**Task prompt:**
For each line in the data below that holds "this", return a copy.

**Input data:**
-*-

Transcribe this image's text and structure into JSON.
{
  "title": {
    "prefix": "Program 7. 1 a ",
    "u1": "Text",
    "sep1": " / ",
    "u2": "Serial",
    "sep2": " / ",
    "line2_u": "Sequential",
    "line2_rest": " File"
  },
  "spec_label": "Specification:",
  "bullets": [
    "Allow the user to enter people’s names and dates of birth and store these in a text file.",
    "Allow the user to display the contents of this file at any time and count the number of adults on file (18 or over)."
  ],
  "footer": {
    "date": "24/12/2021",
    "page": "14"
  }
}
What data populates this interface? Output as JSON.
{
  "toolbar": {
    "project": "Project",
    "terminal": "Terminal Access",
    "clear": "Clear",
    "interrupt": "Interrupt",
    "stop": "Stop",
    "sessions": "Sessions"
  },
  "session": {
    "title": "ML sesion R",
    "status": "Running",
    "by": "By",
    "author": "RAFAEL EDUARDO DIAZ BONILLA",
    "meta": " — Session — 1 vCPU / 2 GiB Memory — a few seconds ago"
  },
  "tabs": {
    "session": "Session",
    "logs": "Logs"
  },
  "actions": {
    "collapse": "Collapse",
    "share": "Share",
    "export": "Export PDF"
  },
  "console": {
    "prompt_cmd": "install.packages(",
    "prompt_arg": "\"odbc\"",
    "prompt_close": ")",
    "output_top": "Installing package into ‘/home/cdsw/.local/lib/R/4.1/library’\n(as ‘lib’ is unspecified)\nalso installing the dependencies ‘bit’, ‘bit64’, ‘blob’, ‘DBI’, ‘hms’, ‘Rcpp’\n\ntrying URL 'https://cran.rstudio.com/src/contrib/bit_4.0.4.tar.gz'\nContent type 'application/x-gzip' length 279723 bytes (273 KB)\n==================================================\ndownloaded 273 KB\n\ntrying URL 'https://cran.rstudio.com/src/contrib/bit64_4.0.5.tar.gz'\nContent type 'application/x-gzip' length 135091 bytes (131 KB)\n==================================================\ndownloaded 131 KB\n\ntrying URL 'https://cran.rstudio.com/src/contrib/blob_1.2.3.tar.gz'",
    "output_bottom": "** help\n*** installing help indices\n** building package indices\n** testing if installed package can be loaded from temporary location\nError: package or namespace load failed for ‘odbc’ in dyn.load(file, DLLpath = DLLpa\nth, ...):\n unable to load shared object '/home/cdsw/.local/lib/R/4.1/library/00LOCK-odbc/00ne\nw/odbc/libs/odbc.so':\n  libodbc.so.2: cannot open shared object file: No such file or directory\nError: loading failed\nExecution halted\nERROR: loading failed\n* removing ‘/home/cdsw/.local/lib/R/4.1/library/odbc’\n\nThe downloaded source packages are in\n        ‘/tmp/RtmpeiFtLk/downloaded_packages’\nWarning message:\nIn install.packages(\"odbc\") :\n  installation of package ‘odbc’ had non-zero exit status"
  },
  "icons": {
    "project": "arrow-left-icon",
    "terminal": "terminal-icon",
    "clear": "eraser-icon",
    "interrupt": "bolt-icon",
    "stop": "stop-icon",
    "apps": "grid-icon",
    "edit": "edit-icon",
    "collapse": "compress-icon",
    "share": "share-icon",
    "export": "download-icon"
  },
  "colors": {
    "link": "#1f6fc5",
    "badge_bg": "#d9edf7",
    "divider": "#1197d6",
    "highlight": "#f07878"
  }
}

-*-

**Worked solution:**
Transcribe this image's text and structure into JSON.
    "Allow the user to display the contents of this file at any time and count the number of adults on file (18 or over)."
What data populates this interface? Output as JSON.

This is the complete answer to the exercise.